DIRECTIONS |
If a line below contains "JSON", add it to your tally, then answer with the tally alone.

INPUT DATA |
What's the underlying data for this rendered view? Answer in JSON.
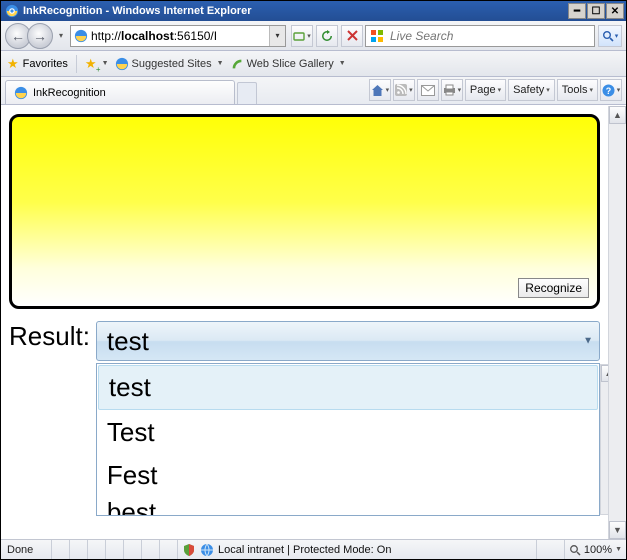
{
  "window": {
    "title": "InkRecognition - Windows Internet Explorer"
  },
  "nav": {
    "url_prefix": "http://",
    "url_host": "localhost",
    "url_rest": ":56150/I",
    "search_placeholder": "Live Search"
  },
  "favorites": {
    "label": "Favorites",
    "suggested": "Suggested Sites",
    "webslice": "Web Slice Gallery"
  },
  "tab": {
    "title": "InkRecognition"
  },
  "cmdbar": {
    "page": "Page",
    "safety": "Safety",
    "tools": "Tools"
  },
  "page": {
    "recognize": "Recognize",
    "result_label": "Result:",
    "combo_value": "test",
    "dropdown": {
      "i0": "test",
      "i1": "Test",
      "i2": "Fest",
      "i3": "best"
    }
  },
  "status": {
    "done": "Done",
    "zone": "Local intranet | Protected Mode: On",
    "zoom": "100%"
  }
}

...

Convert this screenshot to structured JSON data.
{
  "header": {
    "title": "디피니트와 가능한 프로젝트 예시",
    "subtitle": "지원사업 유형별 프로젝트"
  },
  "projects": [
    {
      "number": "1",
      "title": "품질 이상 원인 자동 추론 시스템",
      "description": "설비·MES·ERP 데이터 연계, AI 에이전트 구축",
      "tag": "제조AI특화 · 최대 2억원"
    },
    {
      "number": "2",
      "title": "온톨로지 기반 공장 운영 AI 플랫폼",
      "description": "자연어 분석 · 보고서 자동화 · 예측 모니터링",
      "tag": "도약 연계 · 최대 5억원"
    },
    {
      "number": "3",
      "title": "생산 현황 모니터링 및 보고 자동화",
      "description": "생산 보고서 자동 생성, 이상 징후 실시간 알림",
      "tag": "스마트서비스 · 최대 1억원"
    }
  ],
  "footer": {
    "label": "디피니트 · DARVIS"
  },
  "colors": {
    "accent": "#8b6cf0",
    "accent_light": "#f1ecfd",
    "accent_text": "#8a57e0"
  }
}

THE COMPLETED TASK |
2